AVAILABLE RECORDS >>
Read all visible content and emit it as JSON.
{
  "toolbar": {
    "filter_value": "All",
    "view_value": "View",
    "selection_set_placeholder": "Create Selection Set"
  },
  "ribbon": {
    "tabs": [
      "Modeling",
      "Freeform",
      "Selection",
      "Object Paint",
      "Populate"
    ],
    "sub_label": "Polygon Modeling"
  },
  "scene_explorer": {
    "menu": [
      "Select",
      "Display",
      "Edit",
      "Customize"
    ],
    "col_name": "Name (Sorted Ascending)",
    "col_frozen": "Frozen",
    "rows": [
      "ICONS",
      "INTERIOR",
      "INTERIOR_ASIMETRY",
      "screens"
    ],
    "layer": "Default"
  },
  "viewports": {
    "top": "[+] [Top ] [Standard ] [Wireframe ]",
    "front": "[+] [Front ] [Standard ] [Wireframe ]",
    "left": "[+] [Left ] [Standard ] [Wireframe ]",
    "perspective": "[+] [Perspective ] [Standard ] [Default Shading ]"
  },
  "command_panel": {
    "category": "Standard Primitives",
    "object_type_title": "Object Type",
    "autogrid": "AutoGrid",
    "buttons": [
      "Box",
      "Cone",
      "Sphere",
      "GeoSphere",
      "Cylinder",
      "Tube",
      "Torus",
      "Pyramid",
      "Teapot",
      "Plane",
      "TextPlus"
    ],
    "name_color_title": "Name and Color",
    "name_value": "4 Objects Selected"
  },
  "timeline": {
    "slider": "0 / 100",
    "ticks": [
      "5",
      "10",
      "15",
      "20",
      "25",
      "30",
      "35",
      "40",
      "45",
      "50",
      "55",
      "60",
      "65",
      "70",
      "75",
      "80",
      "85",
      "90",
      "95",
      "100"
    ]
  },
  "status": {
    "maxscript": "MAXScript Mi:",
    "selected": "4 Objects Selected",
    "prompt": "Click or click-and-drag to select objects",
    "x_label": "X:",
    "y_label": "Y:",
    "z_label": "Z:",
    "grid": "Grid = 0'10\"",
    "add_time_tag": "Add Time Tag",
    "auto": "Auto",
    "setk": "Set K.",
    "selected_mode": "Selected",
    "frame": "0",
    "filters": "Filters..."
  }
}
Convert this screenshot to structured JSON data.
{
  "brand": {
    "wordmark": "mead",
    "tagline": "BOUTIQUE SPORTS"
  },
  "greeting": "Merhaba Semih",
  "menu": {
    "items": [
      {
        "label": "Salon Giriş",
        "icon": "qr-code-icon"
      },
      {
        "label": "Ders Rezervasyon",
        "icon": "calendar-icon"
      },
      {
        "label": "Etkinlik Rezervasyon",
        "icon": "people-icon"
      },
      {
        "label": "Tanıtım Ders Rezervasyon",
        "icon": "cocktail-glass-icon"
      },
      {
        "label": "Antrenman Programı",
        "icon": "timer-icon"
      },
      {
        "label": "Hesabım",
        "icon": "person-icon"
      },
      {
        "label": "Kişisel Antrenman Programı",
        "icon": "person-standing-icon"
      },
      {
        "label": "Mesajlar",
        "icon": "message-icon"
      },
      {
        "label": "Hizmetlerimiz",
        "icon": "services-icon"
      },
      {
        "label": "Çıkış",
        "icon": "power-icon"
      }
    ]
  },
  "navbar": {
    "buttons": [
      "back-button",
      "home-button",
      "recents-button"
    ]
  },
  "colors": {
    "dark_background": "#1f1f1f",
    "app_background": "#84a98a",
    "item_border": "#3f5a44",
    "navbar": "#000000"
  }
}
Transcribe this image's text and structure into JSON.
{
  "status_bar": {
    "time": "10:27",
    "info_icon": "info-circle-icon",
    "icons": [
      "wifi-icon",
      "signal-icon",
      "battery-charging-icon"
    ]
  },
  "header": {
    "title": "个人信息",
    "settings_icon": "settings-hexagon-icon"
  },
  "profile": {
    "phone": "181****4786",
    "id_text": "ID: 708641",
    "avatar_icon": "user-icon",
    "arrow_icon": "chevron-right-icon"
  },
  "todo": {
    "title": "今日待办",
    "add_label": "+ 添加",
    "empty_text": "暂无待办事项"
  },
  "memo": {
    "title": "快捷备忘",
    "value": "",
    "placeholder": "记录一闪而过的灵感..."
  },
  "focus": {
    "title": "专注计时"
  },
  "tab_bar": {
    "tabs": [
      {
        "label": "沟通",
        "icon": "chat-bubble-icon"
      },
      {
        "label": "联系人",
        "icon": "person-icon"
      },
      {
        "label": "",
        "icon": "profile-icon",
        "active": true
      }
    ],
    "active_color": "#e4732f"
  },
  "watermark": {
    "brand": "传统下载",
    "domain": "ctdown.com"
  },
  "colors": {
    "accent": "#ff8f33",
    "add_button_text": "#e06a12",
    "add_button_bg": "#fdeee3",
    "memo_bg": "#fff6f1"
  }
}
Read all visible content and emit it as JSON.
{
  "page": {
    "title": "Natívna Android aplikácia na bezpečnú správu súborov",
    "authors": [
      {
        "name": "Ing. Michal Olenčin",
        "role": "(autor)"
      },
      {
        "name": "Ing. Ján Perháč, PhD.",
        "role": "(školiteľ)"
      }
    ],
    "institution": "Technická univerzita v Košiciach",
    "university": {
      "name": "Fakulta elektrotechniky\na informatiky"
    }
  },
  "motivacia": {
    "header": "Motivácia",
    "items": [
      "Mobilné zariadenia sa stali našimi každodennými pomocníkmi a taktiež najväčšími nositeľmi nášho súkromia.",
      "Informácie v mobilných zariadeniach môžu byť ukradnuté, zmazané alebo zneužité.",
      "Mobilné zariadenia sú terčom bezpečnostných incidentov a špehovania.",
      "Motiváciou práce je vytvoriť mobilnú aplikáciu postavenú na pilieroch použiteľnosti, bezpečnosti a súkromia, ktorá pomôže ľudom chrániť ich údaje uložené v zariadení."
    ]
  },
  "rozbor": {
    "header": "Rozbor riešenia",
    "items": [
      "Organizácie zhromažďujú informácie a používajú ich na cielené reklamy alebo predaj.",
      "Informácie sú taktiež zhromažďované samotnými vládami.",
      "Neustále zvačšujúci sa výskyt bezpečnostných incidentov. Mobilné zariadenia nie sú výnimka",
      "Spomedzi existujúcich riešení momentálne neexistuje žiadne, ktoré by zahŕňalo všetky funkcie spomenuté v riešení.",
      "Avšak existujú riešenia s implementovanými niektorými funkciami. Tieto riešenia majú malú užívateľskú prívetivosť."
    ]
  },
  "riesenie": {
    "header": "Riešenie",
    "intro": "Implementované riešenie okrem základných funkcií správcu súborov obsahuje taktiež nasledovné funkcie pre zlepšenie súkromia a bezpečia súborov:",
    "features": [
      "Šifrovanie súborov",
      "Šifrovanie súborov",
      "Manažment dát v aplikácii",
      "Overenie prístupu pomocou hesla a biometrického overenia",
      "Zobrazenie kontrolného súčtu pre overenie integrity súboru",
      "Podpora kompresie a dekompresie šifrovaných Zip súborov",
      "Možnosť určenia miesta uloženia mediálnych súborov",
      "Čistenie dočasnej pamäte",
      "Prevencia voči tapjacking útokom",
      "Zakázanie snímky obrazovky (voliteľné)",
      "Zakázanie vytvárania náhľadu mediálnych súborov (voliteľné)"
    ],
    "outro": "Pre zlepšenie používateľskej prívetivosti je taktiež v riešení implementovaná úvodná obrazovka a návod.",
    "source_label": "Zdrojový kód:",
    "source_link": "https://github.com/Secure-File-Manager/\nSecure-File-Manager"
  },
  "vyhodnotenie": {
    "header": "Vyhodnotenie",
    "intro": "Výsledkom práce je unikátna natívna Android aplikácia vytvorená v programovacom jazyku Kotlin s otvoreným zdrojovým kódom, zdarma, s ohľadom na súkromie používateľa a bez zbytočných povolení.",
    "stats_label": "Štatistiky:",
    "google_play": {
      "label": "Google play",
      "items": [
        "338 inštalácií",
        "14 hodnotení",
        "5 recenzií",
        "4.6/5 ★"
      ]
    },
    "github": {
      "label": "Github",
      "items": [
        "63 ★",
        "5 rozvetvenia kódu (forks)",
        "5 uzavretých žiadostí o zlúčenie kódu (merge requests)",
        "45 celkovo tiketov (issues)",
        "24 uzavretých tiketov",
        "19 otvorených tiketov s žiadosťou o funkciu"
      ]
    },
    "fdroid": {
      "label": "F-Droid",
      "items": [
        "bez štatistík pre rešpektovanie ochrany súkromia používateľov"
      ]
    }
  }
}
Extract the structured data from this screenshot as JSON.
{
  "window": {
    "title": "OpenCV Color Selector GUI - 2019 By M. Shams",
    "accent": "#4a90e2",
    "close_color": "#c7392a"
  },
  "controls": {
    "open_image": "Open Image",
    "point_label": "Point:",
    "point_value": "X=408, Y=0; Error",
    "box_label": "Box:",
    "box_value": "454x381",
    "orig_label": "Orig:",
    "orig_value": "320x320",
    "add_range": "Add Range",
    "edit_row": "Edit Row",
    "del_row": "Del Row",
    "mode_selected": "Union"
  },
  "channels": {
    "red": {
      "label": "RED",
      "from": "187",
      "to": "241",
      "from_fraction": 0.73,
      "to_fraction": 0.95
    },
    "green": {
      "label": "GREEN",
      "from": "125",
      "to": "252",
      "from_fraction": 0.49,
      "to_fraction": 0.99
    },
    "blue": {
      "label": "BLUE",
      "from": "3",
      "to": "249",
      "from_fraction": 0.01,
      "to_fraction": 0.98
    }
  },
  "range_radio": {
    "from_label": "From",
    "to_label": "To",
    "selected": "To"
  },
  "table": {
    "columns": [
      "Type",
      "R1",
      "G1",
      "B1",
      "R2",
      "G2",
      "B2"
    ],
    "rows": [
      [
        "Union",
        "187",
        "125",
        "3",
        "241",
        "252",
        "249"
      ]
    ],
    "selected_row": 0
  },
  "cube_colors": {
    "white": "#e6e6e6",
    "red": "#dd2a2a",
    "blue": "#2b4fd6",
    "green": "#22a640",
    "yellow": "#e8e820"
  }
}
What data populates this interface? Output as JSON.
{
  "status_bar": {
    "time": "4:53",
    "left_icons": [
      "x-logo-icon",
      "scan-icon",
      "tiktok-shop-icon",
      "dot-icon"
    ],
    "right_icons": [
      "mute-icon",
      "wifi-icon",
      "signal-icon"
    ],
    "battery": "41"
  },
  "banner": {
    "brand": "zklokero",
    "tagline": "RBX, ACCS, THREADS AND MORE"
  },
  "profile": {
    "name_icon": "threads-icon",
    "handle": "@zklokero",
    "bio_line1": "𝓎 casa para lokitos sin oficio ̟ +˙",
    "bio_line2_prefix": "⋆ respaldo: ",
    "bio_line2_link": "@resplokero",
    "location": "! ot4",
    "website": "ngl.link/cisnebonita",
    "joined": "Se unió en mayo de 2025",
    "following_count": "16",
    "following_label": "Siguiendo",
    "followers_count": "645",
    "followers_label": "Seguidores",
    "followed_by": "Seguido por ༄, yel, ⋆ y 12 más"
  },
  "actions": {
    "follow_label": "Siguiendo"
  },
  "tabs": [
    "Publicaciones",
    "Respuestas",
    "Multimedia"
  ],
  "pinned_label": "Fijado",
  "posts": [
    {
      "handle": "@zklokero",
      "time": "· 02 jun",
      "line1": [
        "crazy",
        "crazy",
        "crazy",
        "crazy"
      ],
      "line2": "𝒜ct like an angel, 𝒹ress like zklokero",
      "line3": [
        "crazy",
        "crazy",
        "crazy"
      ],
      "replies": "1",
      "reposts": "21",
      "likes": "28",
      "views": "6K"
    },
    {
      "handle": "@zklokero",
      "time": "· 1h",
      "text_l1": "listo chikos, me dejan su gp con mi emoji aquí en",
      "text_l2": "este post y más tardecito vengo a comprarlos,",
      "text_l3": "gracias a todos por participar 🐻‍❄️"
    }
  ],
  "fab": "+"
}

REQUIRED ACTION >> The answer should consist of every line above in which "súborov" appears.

RESPONSE TO THE TASK >>
    "title": "Natívna Android aplikácia na bezpečnú správu súborov",
    "intro": "Implementované riešenie okrem základných funkcií správcu súborov obsahuje taktiež nasledovné funkcie pre zlepšenie súkromia a bezpečia súborov:",
      "Šifrovanie súborov",
      "Šifrovanie súborov",
      "Podpora kompresie a dekompresie šifrovaných Zip súborov",
      "Možnosť určenia miesta uloženia mediálnych súborov",
      "Zakázanie vytvárania náhľadu mediálnych súborov (voliteľné)"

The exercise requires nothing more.